Personally speaking, the first sentence of this paragraph says a lot to me! That whole day, mainly characterized by various hospital visits and prayers to St Joseph, pointed out to me that my pastoral role at the Oncology Centre is that of being a spiritual father and companion to gently introduce or reintroduce God’s children to the reality, eternal life. Mother Church has always and rightly taught that St Joseph is a very reliable guide to Heaven. To him she entrusted herself as well as her children. His prayers on her behalf and also for humanity at large are extremely appreciated.
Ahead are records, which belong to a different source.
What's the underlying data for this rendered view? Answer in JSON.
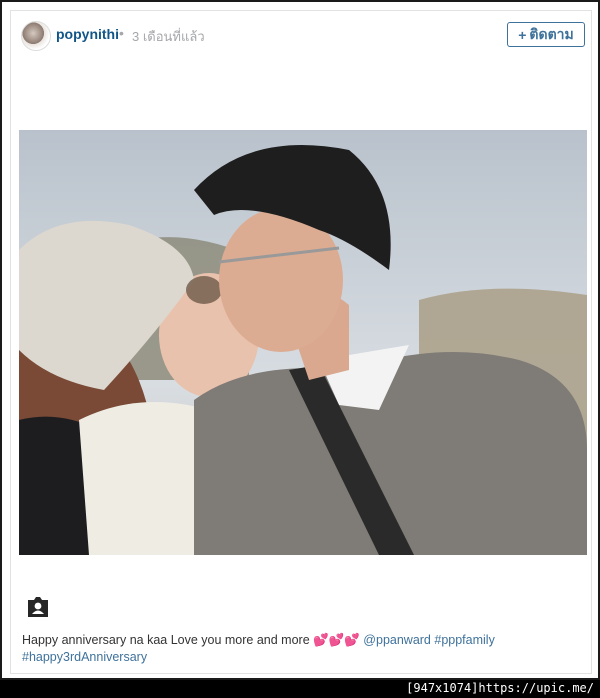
{
  "post": {
    "username": "popynithi",
    "dot": "•",
    "time_ago": "3 เดือนที่แล้ว",
    "follow_label": "ติดตาม",
    "follow_plus": "+"
  },
  "caption": {
    "text": "Happy anniversary na kaa Love you more and more 💕💕💕 ",
    "mention": "@ppanward",
    "hashtag1": "#pppfamily",
    "hashtag2": "#happy3rdAnniversary"
  },
  "watermark": "[947x1074]https://upic.me/",
  "colors": {
    "link": "#3f729b",
    "username": "#125688",
    "meta": "#a5a7aa"
  },
  "icons": {
    "tag": "person-tag-icon"
  }
}
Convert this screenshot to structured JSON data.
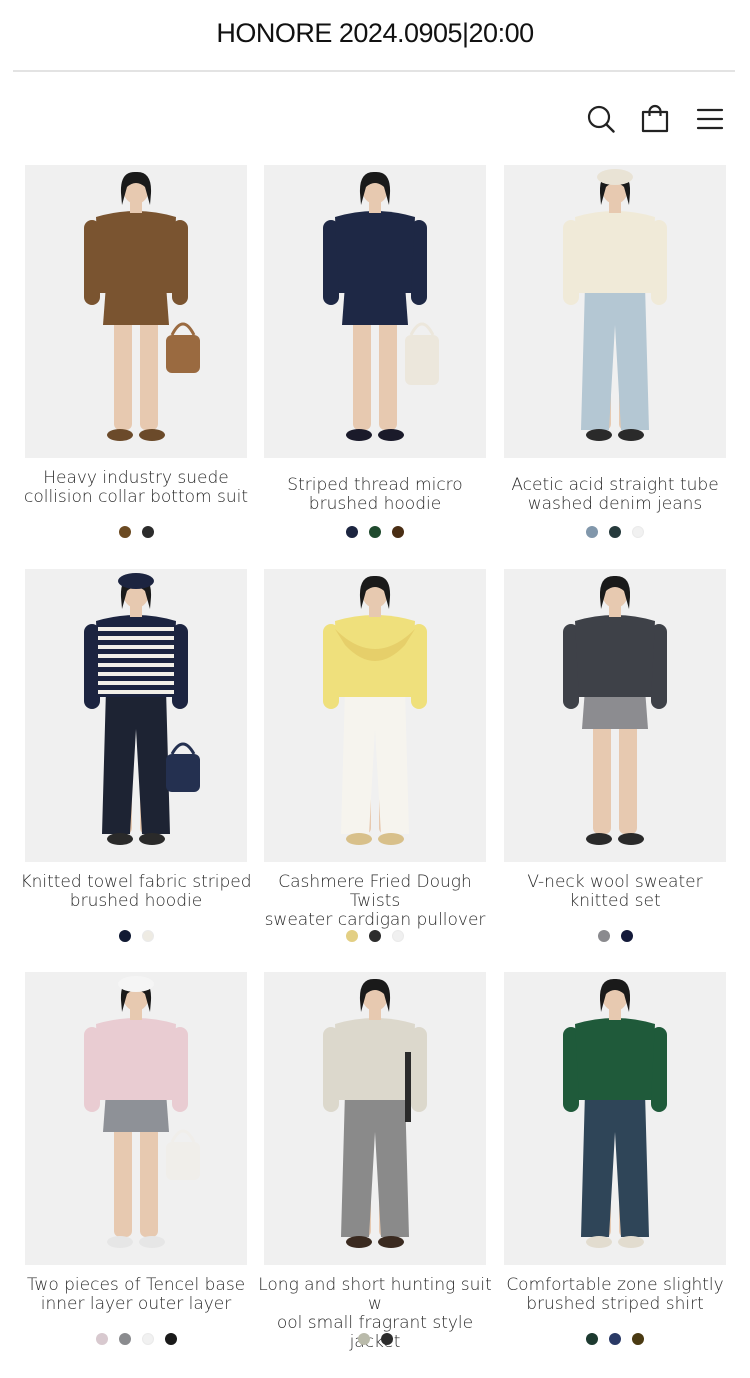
{
  "banner": {
    "text": "HONORE 2024.0905|20:00"
  },
  "toolbar": {
    "icons": [
      "search-icon",
      "shopping-bag-icon",
      "menu-icon"
    ],
    "icon_color": "#222222"
  },
  "products": [
    {
      "name": "Heavy industry suede\ncollision collar bottom suit",
      "swatches": [
        "#6b4a22",
        "#2c2c2c"
      ],
      "outfit": {
        "top": "#7a5430",
        "bottom": "#7a5430",
        "acc": "#9a6a40",
        "shoes": "#6b4a2a",
        "hat": ""
      }
    },
    {
      "name": "Striped thread micro\nbrushed hoodie",
      "swatches": [
        "#1c2540",
        "#1f4a2e",
        "#4a2e14"
      ],
      "outfit": {
        "top": "#1e2845",
        "bottom": "#1e2845",
        "acc": "#ece7dc",
        "shoes": "#1a1a2a",
        "hat": ""
      }
    },
    {
      "name": "Acetic acid straight tube\nwashed denim jeans",
      "swatches": [
        "#8197ab",
        "#263a3c",
        "#f1f1f1"
      ],
      "outfit": {
        "top": "#f0ead8",
        "bottom": "#b4c7d3",
        "acc": "",
        "shoes": "#2a2a2a",
        "hat": "#e9e3d5"
      }
    },
    {
      "name": "Knitted towel fabric striped\nbrushed hoodie",
      "swatches": [
        "#111a33",
        "#eeebe3"
      ],
      "outfit": {
        "top": "#1c2440",
        "bottom": "#1d2333",
        "acc": "#243050",
        "shoes": "#2a2a2a",
        "hat": "#1c2440"
      }
    },
    {
      "name": "Cashmere Fried Dough Twists\nsweater cardigan pullover",
      "swatches": [
        "#e3cf84",
        "#2c2c2c",
        "#f0f0f0"
      ],
      "outfit": {
        "top": "#efe07c",
        "bottom": "#f6f4ee",
        "acc": "#e6cf6a",
        "shoes": "#d8c08a",
        "hat": ""
      }
    },
    {
      "name": "V-neck wool sweater\nknitted set",
      "swatches": [
        "#8a8a8e",
        "#141a3a"
      ],
      "outfit": {
        "top": "#3e4148",
        "bottom": "#8c8c90",
        "acc": "",
        "shoes": "#2a2a2a",
        "hat": ""
      }
    },
    {
      "name": "Two pieces of Tencel base\ninner layer outer layer",
      "swatches": [
        "#d8c9cf",
        "#8a8b8e",
        "#f1f1f1",
        "#1a1a1a"
      ],
      "outfit": {
        "top": "#e9ccd2",
        "bottom": "#8e9197",
        "acc": "#f0eeea",
        "shoes": "#e6e6e6",
        "hat": "#f5f5f5"
      }
    },
    {
      "name": "Long and short hunting suit w\nool small fragrant style jacket",
      "swatches": [
        "#b9baaa",
        "#2c2c2c"
      ],
      "outfit": {
        "top": "#dcd8cc",
        "bottom": "#8a8a8a",
        "acc": "#2a2a2a",
        "shoes": "#3a2a20",
        "hat": ""
      }
    },
    {
      "name": "Comfortable zone slightly\nbrushed striped shirt",
      "swatches": [
        "#1d3a30",
        "#2a3a66",
        "#4a3a12"
      ],
      "outfit": {
        "top": "#1f5a3a",
        "bottom": "#2f4558",
        "acc": "",
        "shoes": "#e2dccf",
        "hat": ""
      }
    }
  ]
}
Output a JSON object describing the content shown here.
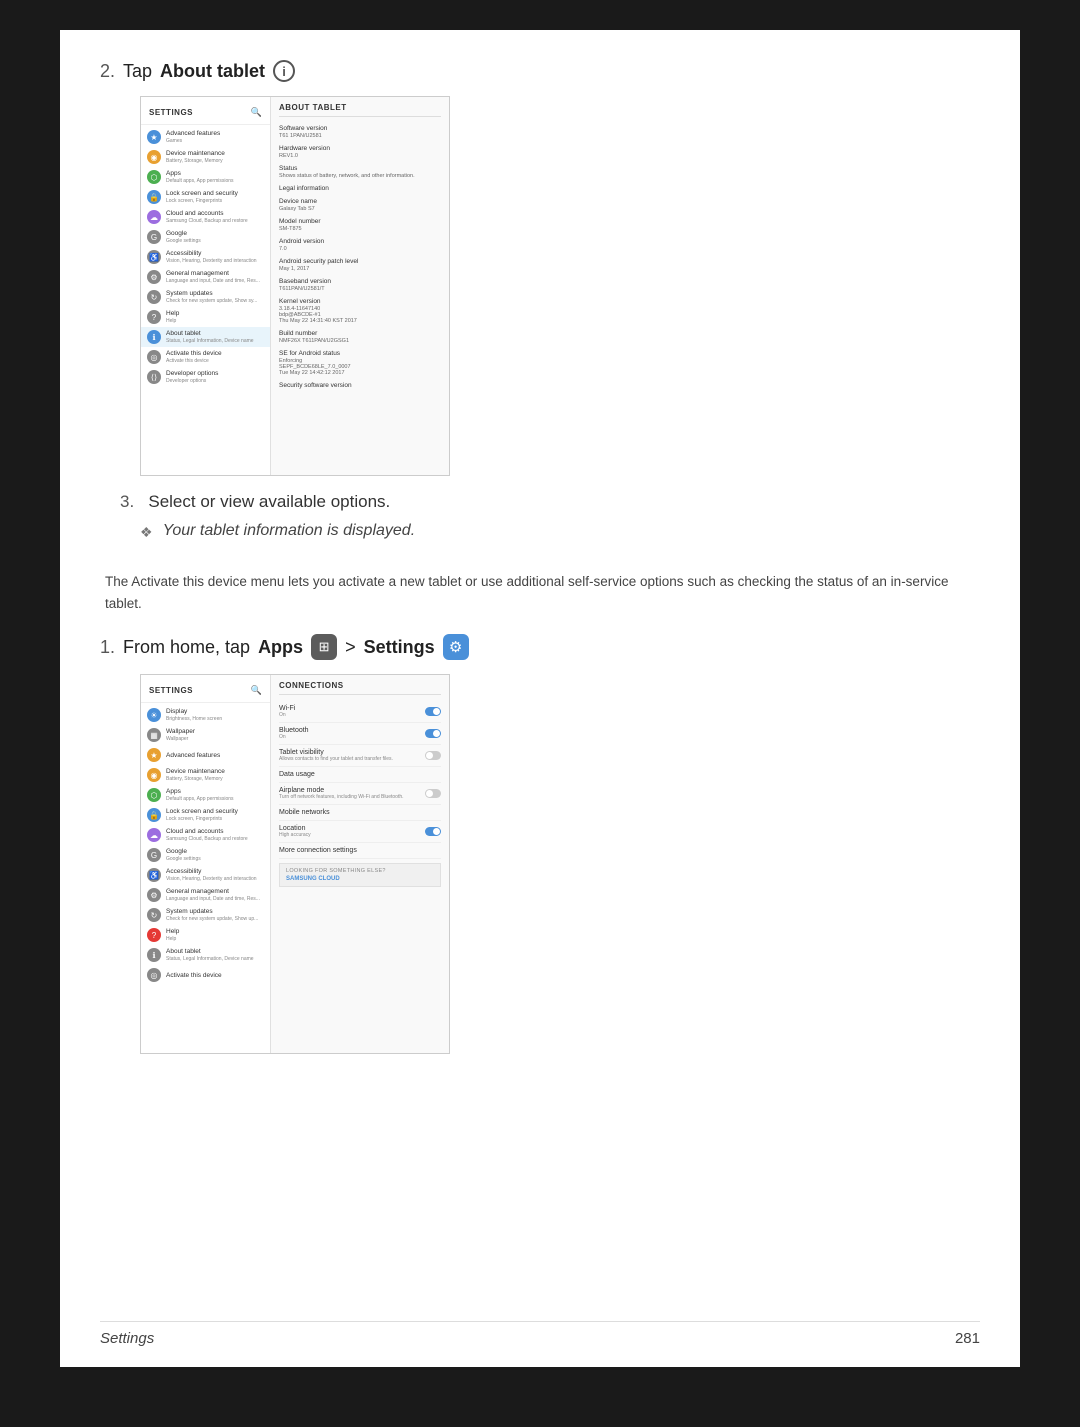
{
  "page": {
    "background": "#1a1a1a",
    "content_background": "#fff"
  },
  "section1": {
    "step_number": "2.",
    "step_prefix": "Tap ",
    "step_bold": "About tablet",
    "info_icon": "i"
  },
  "screenshot1": {
    "settings_title": "SETTINGS",
    "about_tablet_title": "ABOUT TABLET",
    "left_items": [
      {
        "label": "Advanced features",
        "sublabel": "Games",
        "icon": "★",
        "color": "blue"
      },
      {
        "label": "Device maintenance",
        "sublabel": "Battery, Storage, Memory",
        "icon": "◉",
        "color": "orange"
      },
      {
        "label": "Apps",
        "sublabel": "Default apps, App permissions",
        "icon": "⬡",
        "color": "green"
      },
      {
        "label": "Lock screen and security",
        "sublabel": "Lock screen, Fingerprints",
        "icon": "🔒",
        "color": "blue"
      },
      {
        "label": "Cloud and accounts",
        "sublabel": "Samsung Cloud, Backup and restore",
        "icon": "☁",
        "color": "purple"
      },
      {
        "label": "Google",
        "sublabel": "Google settings",
        "icon": "G",
        "color": "gray"
      },
      {
        "label": "Accessibility",
        "sublabel": "Vision, Hearing, Dexterity and interaction",
        "icon": "♿",
        "color": "gray"
      },
      {
        "label": "General management",
        "sublabel": "Language and input, Date and time, Res...",
        "icon": "⚙",
        "color": "gray"
      },
      {
        "label": "System updates",
        "sublabel": "Check for new system update, Show sy...",
        "icon": "↻",
        "color": "gray"
      },
      {
        "label": "Help",
        "sublabel": "Help",
        "icon": "?",
        "color": "gray"
      },
      {
        "label": "About tablet",
        "sublabel": "Status, Legal Information, Device name",
        "icon": "ℹ",
        "color": "blue",
        "active": true
      },
      {
        "label": "Activate this device",
        "sublabel": "Activate this device",
        "icon": "◎",
        "color": "gray"
      },
      {
        "label": "Developer options",
        "sublabel": "Developer options",
        "icon": "⟨⟩",
        "color": "gray"
      }
    ],
    "right_items": [
      {
        "label": "Software version",
        "value": "T61 1PAN/U2581"
      },
      {
        "label": "Hardware version",
        "value": "REV1.0"
      },
      {
        "label": "Status",
        "value": "Shows status of battery, network, and other information."
      },
      {
        "label": "Legal information",
        "value": ""
      },
      {
        "label": "Device name",
        "value": "Galaxy Tab S7"
      },
      {
        "label": "Model number",
        "value": "SM-T875"
      },
      {
        "label": "Android version",
        "value": "7.0"
      },
      {
        "label": "Android security patch level",
        "value": "May 1, 2017"
      },
      {
        "label": "Baseband version",
        "value": "T611PAN/U2581/T"
      },
      {
        "label": "Kernel version",
        "value": "3.18.4-11647140\nbdp@ABCDEFG-#1\nThu May 22 14:31:40 KST 2017"
      },
      {
        "label": "Build number",
        "value": "NMF26X T611PAN/U2GSG1"
      },
      {
        "label": "SE for Android status",
        "value": "Enforcing\nSEPF_BCDE68LE_7.0_0007\nTue May 22 14:42:12 2017"
      },
      {
        "label": "Security software version",
        "value": ""
      }
    ]
  },
  "step3": {
    "text": "Select or view available options.",
    "bullet_text": "Your tablet information is displayed."
  },
  "description": {
    "text": "The Activate this device menu lets you activate a new tablet or use additional self-service options such as checking the status of an in-service tablet."
  },
  "section2": {
    "step_number": "1.",
    "step_prefix": "From home, tap ",
    "step_apps": "Apps",
    "step_arrow": " > ",
    "step_settings": "Settings"
  },
  "screenshot2": {
    "settings_title": "SETTINGS",
    "connections_title": "CONNECTIONS",
    "left_items": [
      {
        "label": "Display",
        "sublabel": "Brightness, Home screen",
        "icon": "☀",
        "color": "blue"
      },
      {
        "label": "Wallpaper",
        "sublabel": "Wallpaper",
        "icon": "▦",
        "color": "gray"
      },
      {
        "label": "Advanced features",
        "sublabel": "",
        "icon": "★",
        "color": "orange"
      },
      {
        "label": "Device maintenance",
        "sublabel": "Battery, Storage, Memory",
        "icon": "◉",
        "color": "orange"
      },
      {
        "label": "Apps",
        "sublabel": "Default apps, App permissions",
        "icon": "⬡",
        "color": "green"
      },
      {
        "label": "Lock screen and security",
        "sublabel": "Lock screen, Fingerprints",
        "icon": "🔒",
        "color": "blue"
      },
      {
        "label": "Cloud and accounts",
        "sublabel": "Samsung Cloud, Backup and restore",
        "icon": "☁",
        "color": "purple"
      },
      {
        "label": "Google",
        "sublabel": "Google settings",
        "icon": "G",
        "color": "gray"
      },
      {
        "label": "Accessibility",
        "sublabel": "Vision, Hearing, Dexterity and interaction",
        "icon": "♿",
        "color": "gray"
      },
      {
        "label": "General management",
        "sublabel": "Language and input, Date and time, Res...",
        "icon": "⚙",
        "color": "gray"
      },
      {
        "label": "System updates",
        "sublabel": "Check for new system update, Show up...",
        "icon": "↻",
        "color": "gray"
      },
      {
        "label": "Help",
        "sublabel": "Help",
        "icon": "?",
        "color": "red"
      },
      {
        "label": "About tablet",
        "sublabel": "Status, Legal Information, Device name",
        "icon": "ℹ",
        "color": "gray"
      },
      {
        "label": "Activate this device",
        "sublabel": "",
        "icon": "◎",
        "color": "gray"
      }
    ],
    "right_items": [
      {
        "label": "Wi-Fi",
        "sublabel": "On",
        "toggle": "on"
      },
      {
        "label": "Bluetooth",
        "sublabel": "On",
        "toggle": "on"
      },
      {
        "label": "Tablet visibility",
        "sublabel": "Allows contacts to find your tablet and transfer files.",
        "toggle": "off"
      },
      {
        "label": "Data usage",
        "sublabel": "",
        "toggle": null
      },
      {
        "label": "Airplane mode",
        "sublabel": "Turn off network features, including Wi-Fi and Bluetooth.",
        "toggle": "off"
      },
      {
        "label": "Mobile networks",
        "sublabel": "",
        "toggle": null
      },
      {
        "label": "Location",
        "sublabel": "High accuracy",
        "toggle": "on"
      },
      {
        "label": "More connection settings",
        "sublabel": "",
        "toggle": null
      }
    ],
    "looking_for": "LOOKING FOR SOMETHING ELSE?",
    "samsung_cloud": "SAMSUNG CLOUD"
  },
  "footer": {
    "left": "Settings",
    "right": "281"
  }
}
That is why the Church keeps exhorting us to resort to him in all our needs so that, aided by his intercession, we let the Spirit lead us in this valley of tears.
The Decree by the Apostolic Penitentiary given on December 8 2020, during the yearlong celebration marking the 150th anniversary of the proclamation of St Joseph as Patron saint of the universal Church, says that the gift of special “Plenary Indulgence is granted to the faithful who shall recite the Litanies to Saint Joseph (for the Latin tradition), or the Akathistos to Saint Joseph, in their entirety or at least some part of it (for the Byzantine tradition), or some other prayer to Saint Joseph, proper to other liturgical traditions, in favor of the Church persecuted ad intra and ad extra and for the relief of all Christians who suffer any form of persecution.”
At the end of a hard working-day with the patients, families and health care staff at Sir Anthony Mamo Oncology Centre I realized that if I want to be St Joseph’s student I need to interiorize the thought that I belong to the working class, namely of those who serve. Jesus tells me constantly so while looking lovingly at me in the eye: For the Son of man also came not to be served but to serve, and to give his life as a ransom for many (Mark 10:45). Thanks to his apostolic exhortation on the person and mission of St Joseph in the life of Christ and of the Church, Redemptoris Custos, St Pope John Paul II reignites in me this holy attitude so much present in the life of the Custodian of the Redeemer, when he persuasively instructs me:
“St. Joseph was called by God to serve the person and mission of Jesus directly through the exercise of his fatherhood. It is precisely in this way that, as the Church’s Liturgy teaches, he ‘cooperated in the fullness of time in the great mystery of salvation’ and is truly a ‘minister of salvation.’ His fatherhood is expressed concretely ‘in his having made his life a service, a sacrifice to the mystery of the Incarnation and to the redemptive mission connected with it; in having used the legal authority which was his over the Holy Family in order to make a total gift of self, of his life and work; in having turned his human vocation to domestic love into a superhuman oblation of self, an oblation of his heart and all his abilities into love placed at the service of the Messiah growing up in his house’” (no.8).
In order that this unforgettable working day remains alive in each of the remaining time of my life here on earth I want to wholeheartedly follow ad litteram, and in the countless of ways the Holy Spirit will surely be indicating to me, the Pharoah’s words to the people of Egypt during the years of famine: Go to Joseph; what he says to you, do (Gen 41:55). Ite ad Joseph et quicquid vobis dixerit facite. In other words, Ite ad Joseph!